It’s not like readers won’t enjoy mystic adventure. It’s not that we won’t buy into a guy who is one part Sherlock Holmes, one part Merlin who can both travel through time and space to fight demon dimensions as well as walk the streets of New York City to investigate a strange tale or two. He’s got an amazing rogue’s gallery, full of players both in this world and others, and can easily get new villains to battle by simply using one’s imagination for the occult. His supporting cast can include Defenders (the team he’s honestly best suited for), women both love interests and competent competitors, other heroes from more magical backgrounds, and even the most unlikely of vigilantes (the Punisher did have that stint on the side of the angels).

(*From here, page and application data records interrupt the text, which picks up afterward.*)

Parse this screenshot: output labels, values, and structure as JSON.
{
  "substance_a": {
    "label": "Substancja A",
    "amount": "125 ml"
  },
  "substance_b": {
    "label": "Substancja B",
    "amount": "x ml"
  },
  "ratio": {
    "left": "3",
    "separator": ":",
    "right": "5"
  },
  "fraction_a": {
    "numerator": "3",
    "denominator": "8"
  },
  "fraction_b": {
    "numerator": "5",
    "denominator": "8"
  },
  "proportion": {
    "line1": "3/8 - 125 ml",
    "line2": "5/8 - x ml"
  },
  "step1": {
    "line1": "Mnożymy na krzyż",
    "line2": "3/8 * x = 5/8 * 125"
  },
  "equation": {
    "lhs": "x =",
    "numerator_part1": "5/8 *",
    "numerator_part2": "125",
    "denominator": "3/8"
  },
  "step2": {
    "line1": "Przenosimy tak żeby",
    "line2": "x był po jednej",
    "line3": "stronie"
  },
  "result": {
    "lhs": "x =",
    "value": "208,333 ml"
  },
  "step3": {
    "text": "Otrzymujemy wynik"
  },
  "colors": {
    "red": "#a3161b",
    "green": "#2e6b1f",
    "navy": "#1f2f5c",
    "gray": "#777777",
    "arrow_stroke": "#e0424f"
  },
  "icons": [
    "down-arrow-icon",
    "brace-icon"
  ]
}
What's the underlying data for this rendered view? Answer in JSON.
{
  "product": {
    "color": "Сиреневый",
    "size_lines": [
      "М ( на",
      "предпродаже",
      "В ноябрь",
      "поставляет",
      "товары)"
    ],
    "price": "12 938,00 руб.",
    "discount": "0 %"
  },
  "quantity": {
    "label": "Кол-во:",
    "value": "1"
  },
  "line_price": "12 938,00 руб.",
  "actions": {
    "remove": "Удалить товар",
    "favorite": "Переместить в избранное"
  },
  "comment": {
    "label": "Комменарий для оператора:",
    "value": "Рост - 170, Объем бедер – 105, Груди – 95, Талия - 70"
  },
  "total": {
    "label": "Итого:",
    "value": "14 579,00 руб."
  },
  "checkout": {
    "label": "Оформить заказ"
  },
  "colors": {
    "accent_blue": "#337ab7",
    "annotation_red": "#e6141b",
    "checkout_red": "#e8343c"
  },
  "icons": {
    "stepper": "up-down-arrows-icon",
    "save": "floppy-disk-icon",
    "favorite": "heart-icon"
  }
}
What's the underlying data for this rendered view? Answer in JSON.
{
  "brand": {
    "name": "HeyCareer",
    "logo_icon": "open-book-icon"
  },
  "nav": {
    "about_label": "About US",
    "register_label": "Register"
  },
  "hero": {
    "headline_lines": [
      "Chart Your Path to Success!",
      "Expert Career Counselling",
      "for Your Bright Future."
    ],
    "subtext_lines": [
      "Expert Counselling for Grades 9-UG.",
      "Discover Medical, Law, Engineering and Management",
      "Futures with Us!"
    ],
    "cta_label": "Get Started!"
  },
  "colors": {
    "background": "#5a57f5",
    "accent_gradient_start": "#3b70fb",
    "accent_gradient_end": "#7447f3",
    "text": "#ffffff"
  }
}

Wong isn’t a problem, he’s simply the Watson to the story, Strange’s opposite and balance, someone to tell him when he’s wrong and to support him when he’s right. I think we’ve moved past that manservant moniker to something more of a bond of friendship and respect: Doctor Strange doesn’t own him; Wong wants to be there because Stephen Strange needs him. Also, it’s a pretty awesome job.
The problems editorial has had in the past with the character and his methodology are all but extinct. No one needs to “fix” Doctor Strange, because comic readers are looking for something new and different and unique on the shelves. Marvel’s indie culture would suit a look in on the Sorcerer Supreme and the wonderful worlds he can inhabit. It’s not that there aren’t artists and writers who could excel at showing us the unknown. Heck, just hire Christopher Bird; he has a whole blog tag full of interesting ideas. He doesn’t have to stand shoulder to shoulder with all the other heroes, Strange can be heads above the rest in his own little realms of magic and mystery. If anything, enjoying your own corner of the Marvel Universe can give new readers an opportunity to catch up to comics and slowly ease into our heroes and adventures. Look what expanding growth did for the Guardians of the Galaxy!